    Turbulenz Engine Goes Open Source

    1. Turbulenz supports a client-to-client multiplayer session API using a low latency websockets server as a relay. This functionality is available in the local, hub and turbulenz.com. Our examples (multiworm) have a player as the host and migration if that player leaves the session. You could write your server in JavaScript (as we have in our FPS demo) or in any language with a server that supports websockets. The source is in the turbulenz_local. 2. Yes, the Turbulenz services can check to see if there is a service available and handle it appropriately. You will need turbulenz_local if you want to use badges (achievements), leaderboards, multiplayer, payments, gamesessions, mapping tables, user profiles, game profiles, user data (save). 3. Yes, all the libraries compile to JavaScript. The TypeScript definitions are if you want to program in TypeScript and use the type checking feature of the language. If you run the build command for the jslib, samples and apps, there will be JavaScript equivalents of the files used. 4. The network device is a higher-level interface so that we could implement networking on platforms that don't support websockets. The native implementations process the messages as quick as they receive them so you can decide what to do with each message.
  7. ianballantyne

    Turbulenz Engine Goes Open Source

    Turbulenz are happy to announce that the Turbulenz Engine is open source under the MIT License! We'll continue releasing SDKs along side the open source repository which will be actively maintained by Turbulenz. If you can't wait to try a feature in development or want to contribute, now's your chance! You can find the Git repository at https://github.com/turbulenz/turbulenz_engine For more details see: http://news.turbulenz.com/post/49430669886/turbulenz-engine-goes-open-source Enjoy!
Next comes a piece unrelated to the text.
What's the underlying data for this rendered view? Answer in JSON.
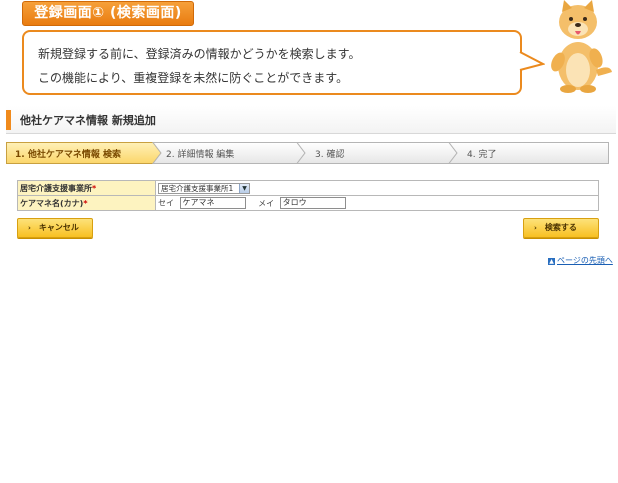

Here are a few games that have been built using the Turbulenz Engine: Polycraft Save the Day Space Ark Score Rush
  8. ianballantyne

    3D on mobile
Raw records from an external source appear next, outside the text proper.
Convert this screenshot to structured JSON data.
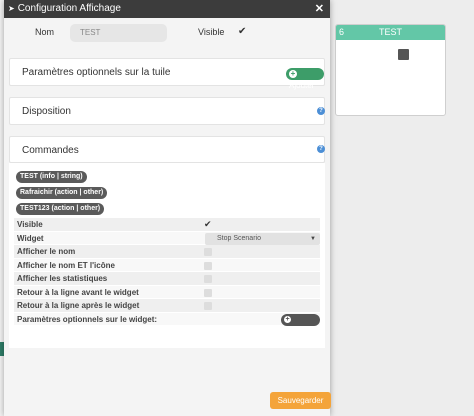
{
  "modal": {
    "title": "Configuration Affichage",
    "title_icon": "expand-icon",
    "close_glyph": "✕",
    "nom_label": "Nom",
    "nom_value": "TEST",
    "visible_label": "Visible",
    "visible_checked": true
  },
  "panels": {
    "params": {
      "title": "Paramètres optionnels sur la tuile",
      "add_label": "Ajouter"
    },
    "disposition": {
      "title": "Disposition"
    },
    "commandes": {
      "title": "Commandes"
    }
  },
  "commands": [
    "TEST (info | string)",
    "Rafraichir (action | other)",
    "TEST123 (action | other)"
  ],
  "config": {
    "visible_label": "Visible",
    "widget_label": "Widget",
    "widget_value": "Stop Scenario",
    "afficher_nom": "Afficher le nom",
    "afficher_nom_icone": "Afficher le nom ET l'icône",
    "afficher_stats": "Afficher les statistiques",
    "retour_avant": "Retour à la ligne avant le widget",
    "retour_apres": "Retour à la ligne après le widget",
    "params_widget": "Paramètres optionnels sur le widget:",
    "add_label": "Ajouter"
  },
  "save_label": "Sauvegarder",
  "tile": {
    "number": "6",
    "title": "TEST"
  },
  "colors": {
    "title_bar": "#3c3c3c",
    "add_button": "#3d9d69",
    "save_button": "#f4a43a",
    "tile_header": "#63c7a7",
    "help_icon": "#4c8fd6",
    "badge": "#5a5a5a"
  }
}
    I haven't run any benchmarks recently. I'll take a look at the current performance on some of the devices we have.
  9. ianballantyne
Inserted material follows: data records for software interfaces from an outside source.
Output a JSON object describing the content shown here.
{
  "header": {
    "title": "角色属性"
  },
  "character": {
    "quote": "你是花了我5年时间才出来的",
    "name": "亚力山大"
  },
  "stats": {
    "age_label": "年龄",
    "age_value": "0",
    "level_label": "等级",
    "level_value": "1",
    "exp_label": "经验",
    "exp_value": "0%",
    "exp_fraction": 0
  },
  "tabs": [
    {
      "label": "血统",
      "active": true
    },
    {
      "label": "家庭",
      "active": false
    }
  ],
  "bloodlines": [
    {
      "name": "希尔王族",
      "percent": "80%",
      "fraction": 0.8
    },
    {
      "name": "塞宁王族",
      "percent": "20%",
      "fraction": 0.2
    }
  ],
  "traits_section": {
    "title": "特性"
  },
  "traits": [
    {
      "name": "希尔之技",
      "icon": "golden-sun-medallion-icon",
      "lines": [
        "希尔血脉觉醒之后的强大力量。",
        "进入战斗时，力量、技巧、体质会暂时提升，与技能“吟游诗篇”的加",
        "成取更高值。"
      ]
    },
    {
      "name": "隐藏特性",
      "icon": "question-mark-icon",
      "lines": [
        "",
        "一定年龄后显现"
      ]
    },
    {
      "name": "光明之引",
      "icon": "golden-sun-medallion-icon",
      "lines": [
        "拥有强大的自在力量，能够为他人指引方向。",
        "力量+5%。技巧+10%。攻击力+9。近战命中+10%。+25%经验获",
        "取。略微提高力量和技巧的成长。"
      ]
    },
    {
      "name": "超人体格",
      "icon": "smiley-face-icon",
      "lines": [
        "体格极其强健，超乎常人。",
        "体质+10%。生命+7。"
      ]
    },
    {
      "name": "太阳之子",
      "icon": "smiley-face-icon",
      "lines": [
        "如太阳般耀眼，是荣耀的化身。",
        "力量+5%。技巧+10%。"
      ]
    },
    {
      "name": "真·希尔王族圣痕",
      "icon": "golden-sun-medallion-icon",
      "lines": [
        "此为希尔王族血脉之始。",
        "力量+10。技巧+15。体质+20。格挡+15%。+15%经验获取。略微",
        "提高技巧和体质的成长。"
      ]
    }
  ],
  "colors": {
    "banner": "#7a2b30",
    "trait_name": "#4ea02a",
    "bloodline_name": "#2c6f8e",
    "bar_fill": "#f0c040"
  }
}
    3D on mobile

    That would be hard to say for sure, however I think like chrome on the desktop, the answer for most of these things would be, when its enabled by default
  10. ianballantyne

    3D on mobile

    We've had some promising results with Chrome beta on Android with some of our 2D and 3D content. The main issue for the our current games is the lack of Web Audio support in this version of Chrome, which means they won't run from turbulenz.com right now. In our own tests the performance of WebGL in Chrome Beta was reasonably comparable to our native application, which is a good sign. I get between 15-20fps for the multiple animations sample on my Nexus 4, without doing any optimisations for mobile. Of course it totally depends on the device, but it's much closer now.
  11. ianballantyne

    HTML5 multiplayer ?

    Being aware of latency and taking that into account in the design of your multiplayer component of a game is quite important. Since websockets work over TCP, poor quality of service results in bursts of information. You can have a relatively consistent stream of information for a while and periodically get spikes in latency followed by a flood of messages. This will mainly affect real-time multiplayer games. While we were working on Score Rush Multiplayer (4-player bullet hell shooter) we spent a lot of time making sure that these spikes in latency affected the player's experience as little as possible. We added a few bits of advice to the game development tips section of our documentation If you're interested here is our real-time multiplayer API, which is a session based, client-to-client interface that uses websockets and quick relay server. We also have a turn-based API in the works, which it sounds like something you would be more interested in.
  12. ianballantyne

    Welcome!

    Nice job Rich! I'm sure Turbulenz will get involved here since we're building games, engines and gaming platform stuff on a day-to-day basis. If you're looking for anyone to give you a hand as a moderator. Give me a shout!